Rabbenu Bachya ben Asher begins his commentary on the book of Vayikra with an introduction, in which he includes a verse from Mishlei 22:4: “In the wake of humility comes fear of the Lord, riches, honor, and life.”
He explains how King Solomon, in writing this, was teaching us that through anavah (humility) a number of wonderful qualities emerge. These are the reward and purpose that come to an individual Fear, wealth, honor and life. A humble person, he explains, is a shy and patient person who honors other people and speaks kindly of others. Such persons take insults that come their way, and they are silent. And through this, each person develops personal characteristic to learn to fear G-d, which is a combination of intellectual and emotional wisdom; and the person also achieves wealth. And no, it’s not a recipe for riches and fame. But Rabbenu Bachaye says the wealth is being happy with one’s portion, the very definition of relative wealth.

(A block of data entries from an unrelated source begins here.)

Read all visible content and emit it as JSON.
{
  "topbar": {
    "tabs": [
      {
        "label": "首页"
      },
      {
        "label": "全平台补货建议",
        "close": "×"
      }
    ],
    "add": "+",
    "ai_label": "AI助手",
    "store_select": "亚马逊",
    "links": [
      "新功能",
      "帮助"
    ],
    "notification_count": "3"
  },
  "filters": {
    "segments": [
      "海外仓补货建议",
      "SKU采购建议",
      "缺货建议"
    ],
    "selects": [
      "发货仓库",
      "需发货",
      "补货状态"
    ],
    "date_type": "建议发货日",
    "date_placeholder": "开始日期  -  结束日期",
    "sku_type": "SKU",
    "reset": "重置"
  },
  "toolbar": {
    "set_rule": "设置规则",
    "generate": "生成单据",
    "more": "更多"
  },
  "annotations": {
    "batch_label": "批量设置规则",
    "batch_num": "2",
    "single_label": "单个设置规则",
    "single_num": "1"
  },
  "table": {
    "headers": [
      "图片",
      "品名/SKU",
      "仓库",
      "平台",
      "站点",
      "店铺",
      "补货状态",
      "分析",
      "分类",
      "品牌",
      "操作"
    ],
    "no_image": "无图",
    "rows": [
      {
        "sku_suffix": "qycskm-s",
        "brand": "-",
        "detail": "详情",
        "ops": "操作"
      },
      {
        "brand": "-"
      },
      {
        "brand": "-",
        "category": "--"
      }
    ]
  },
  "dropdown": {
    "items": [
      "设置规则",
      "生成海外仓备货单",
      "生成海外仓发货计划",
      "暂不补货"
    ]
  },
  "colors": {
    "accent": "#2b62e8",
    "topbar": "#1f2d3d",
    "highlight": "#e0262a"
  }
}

Skipping a few paragraphs, Rabbenu Bachaye gives us this gem — explaining the small alef that gets so much attention in the opening word of Vayikra — as noted, in many Midrashim, to be a reflection of the humility with which Moshe undertook his task of being the teacher for the Jewish people.
We know the Torah begins this book saying “vayikra el moshe” (and He called to Moshe). Shouldn’t the formulation follow how the Torah begins every introduction to G-d’s speech? Just as its says, “vaydaber Hashem el…” or “vayomer Hashem el…,” shouldn’t it say “vayikra Hashem el...?”
The answer is “No.”
The Book of Vayikra, of course, is its own book. But it is strongly connected to what immediately preceded it, namely the end of the book of Shmos.
The word vayikra contains a small letter alef at its end, to teach us something profound. It’s not Go- who is speaking to Moshe. It is the “Glory of G-d” that we saw at the end of the book of Shmos, filling the Mishkan, talking to Moshe. That Glory of G-d (K’vod Hashem) refers to something we saw a long time ago. A different small letter which is involved in creation — the letter heh in the word b’hibaram (Bereshit 2:4) — “These are the annals of the heaven and earth ‘when they were created.”
Rabbenu Bachaye argues that the Glory of G-d that is calling Moshe at the beginning of our parsha in “vayikra el Moshe” is the heh of b’hibaram. He goes on to say this is why the alef is smaller in the opening word of Vayikra, to help us connect the dots through two messages we can take from Rabbenu Bachaye.
The first is to realize and recognize that fulfillment and meaning in life stems from being humble. Honor and kavod come to those who earn it, not those who seek it. Being humble or practicing humility does not mean a person must hide or live under a rock. It does mean that a person goes about doing what one does because it’s right, and doesn’t seek the honors, or tell anyone of what they’ve done, to get external honor. This is not to suggest that a name can’t go on a building! It is to suggest that going around and telling everyone how special you are is not a humble practice.
The second lesson is about G-d’s role in the world, as Creator in the B’hibaram sense, and as the One who communicates His will to Moshe Rabbenu: vayikra with a small alef, connected to the small Heh reminds us that even the sacrificial order is part of G-d’s plan for His world. We don’t always understand His plan, but He is there. Sometimes we need a small alef to remind us of a small heh that is at the heart of the Creation story. That small heh comes immediately after Shabbos, which immediately follows the creation of mankind.
The overall concept of humility, as taught by Shlomo Hamelech in Mishlei and brought to our attention by Rabbenu Bachaye, reminds us that humility leads to yiras Hashem (fear of Heaven), wealth (in the sense of being content with one’s lot), kavod and chaim. Shabbos, tapping into what should unite us and give us the ultimate respect for one another, and simply adjusting how we present ourselves toward others, should be informed by good practices so we all get more out of the human experience.